**Problem description**. Only lines with the string "Contours" should be returned from the data below.

====

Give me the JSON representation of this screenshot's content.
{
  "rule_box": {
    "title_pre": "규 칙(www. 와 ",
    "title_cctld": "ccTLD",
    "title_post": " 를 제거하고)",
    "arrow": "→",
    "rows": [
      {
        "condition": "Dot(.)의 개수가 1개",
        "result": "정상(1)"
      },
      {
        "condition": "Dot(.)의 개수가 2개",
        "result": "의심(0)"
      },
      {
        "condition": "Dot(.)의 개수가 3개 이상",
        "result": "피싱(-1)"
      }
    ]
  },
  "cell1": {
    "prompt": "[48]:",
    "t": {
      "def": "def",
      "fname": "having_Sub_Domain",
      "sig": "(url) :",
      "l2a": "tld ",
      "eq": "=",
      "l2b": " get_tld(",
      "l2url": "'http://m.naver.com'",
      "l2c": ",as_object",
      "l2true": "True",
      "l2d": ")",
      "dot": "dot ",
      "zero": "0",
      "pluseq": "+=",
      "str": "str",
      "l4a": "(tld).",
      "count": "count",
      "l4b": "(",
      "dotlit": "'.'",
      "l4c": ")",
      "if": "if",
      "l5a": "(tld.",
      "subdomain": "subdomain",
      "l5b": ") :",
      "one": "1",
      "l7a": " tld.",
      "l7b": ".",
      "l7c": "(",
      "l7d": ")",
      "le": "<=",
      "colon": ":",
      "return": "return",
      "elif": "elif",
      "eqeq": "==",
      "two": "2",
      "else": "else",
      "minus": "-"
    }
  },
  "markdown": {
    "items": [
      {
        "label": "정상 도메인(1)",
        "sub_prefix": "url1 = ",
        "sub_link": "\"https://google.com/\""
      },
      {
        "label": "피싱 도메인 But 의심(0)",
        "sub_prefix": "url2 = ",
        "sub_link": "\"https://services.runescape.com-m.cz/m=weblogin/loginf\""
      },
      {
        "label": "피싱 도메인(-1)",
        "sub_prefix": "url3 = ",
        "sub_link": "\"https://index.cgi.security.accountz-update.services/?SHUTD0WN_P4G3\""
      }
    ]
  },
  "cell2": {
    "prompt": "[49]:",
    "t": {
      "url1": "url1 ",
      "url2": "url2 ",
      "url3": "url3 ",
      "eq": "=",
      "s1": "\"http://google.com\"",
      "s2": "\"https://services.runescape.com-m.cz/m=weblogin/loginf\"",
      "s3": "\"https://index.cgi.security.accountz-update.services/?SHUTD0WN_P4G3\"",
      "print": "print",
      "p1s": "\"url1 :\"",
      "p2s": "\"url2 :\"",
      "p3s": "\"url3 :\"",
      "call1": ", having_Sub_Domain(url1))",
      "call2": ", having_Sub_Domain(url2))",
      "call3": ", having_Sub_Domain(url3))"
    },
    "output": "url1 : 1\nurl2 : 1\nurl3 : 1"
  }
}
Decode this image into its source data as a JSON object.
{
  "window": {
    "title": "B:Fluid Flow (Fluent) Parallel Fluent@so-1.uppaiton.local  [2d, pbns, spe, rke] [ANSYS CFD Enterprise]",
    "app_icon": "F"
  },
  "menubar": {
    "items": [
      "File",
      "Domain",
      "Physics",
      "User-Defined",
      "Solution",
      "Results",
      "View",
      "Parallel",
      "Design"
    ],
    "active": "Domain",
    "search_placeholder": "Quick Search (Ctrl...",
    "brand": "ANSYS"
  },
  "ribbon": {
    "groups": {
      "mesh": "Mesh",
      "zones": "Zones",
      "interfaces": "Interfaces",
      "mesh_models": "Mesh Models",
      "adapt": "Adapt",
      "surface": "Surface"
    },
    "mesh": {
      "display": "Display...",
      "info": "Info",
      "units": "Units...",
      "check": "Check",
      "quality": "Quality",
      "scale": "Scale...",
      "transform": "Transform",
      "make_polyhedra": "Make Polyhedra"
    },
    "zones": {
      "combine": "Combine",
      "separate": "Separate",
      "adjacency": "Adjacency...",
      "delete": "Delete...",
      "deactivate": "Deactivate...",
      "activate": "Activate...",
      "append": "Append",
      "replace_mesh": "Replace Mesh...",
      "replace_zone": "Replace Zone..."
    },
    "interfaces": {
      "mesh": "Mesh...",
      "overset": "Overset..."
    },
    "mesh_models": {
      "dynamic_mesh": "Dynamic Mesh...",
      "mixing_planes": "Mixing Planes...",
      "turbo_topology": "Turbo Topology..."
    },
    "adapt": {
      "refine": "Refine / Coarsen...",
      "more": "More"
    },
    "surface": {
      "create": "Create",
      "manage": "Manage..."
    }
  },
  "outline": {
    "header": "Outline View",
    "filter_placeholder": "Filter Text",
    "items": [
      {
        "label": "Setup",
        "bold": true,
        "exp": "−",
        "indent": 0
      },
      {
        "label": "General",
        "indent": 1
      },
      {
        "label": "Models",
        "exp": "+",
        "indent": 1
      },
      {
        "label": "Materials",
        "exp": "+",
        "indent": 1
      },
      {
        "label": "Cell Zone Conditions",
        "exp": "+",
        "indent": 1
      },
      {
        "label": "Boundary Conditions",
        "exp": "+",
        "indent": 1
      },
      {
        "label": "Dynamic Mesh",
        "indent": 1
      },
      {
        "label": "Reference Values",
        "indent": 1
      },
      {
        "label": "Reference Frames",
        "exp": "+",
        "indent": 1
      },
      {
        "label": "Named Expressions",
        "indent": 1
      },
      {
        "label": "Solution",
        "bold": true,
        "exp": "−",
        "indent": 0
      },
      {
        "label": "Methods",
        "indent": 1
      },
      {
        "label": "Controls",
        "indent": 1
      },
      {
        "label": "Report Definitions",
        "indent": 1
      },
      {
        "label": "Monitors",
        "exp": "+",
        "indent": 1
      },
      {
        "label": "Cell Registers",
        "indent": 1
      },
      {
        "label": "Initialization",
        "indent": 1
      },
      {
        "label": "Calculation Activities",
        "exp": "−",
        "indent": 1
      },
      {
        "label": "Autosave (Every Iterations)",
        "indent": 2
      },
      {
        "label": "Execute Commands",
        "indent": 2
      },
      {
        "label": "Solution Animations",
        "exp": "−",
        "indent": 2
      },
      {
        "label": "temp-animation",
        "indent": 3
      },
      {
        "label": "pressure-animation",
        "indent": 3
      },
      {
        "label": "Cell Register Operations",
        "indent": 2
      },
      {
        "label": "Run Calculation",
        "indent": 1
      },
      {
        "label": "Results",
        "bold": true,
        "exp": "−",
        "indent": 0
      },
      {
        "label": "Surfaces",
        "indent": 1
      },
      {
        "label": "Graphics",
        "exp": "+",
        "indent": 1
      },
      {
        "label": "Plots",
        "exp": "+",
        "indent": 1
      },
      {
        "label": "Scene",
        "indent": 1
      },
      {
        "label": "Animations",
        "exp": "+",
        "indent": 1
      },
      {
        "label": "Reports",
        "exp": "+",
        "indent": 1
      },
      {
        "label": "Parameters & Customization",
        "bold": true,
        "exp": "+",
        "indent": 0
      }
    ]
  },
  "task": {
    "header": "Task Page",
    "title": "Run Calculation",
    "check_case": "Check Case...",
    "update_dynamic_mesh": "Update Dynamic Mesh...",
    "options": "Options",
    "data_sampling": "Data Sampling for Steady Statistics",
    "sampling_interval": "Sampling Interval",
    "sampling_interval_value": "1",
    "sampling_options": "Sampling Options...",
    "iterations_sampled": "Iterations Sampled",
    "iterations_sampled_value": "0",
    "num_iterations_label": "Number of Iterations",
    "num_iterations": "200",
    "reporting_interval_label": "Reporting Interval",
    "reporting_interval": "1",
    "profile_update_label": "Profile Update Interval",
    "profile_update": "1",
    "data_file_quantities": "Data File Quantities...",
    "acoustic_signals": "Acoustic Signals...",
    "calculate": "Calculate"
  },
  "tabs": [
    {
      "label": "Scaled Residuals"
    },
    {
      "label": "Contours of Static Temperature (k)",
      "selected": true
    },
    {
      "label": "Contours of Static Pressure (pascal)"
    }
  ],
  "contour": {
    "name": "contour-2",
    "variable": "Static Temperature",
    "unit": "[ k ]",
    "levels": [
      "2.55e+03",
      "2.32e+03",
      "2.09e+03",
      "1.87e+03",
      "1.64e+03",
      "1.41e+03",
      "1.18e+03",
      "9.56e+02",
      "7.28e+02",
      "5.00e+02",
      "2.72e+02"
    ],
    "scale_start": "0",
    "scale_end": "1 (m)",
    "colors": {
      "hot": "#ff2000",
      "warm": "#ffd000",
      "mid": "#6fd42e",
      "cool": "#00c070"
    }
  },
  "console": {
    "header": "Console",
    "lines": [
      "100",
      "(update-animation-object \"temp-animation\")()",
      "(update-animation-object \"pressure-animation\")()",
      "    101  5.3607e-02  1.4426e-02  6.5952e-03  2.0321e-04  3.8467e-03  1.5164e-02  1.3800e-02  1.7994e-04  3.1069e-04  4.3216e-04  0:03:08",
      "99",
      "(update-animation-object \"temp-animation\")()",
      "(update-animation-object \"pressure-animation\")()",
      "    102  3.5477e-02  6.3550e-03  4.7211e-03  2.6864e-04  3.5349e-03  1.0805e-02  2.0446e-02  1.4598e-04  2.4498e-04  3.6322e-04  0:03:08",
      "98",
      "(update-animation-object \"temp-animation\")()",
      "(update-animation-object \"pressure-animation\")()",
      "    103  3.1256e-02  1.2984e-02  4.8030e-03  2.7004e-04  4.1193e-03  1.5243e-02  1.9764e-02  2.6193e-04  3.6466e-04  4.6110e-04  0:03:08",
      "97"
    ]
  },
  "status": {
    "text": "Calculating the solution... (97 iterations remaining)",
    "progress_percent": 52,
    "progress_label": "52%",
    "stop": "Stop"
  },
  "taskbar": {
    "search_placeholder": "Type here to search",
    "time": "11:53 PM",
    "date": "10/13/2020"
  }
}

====

**Response below**.
      "label": "Contours of Static Temperature (k)",
      "label": "Contours of Static Pressure (pascal)"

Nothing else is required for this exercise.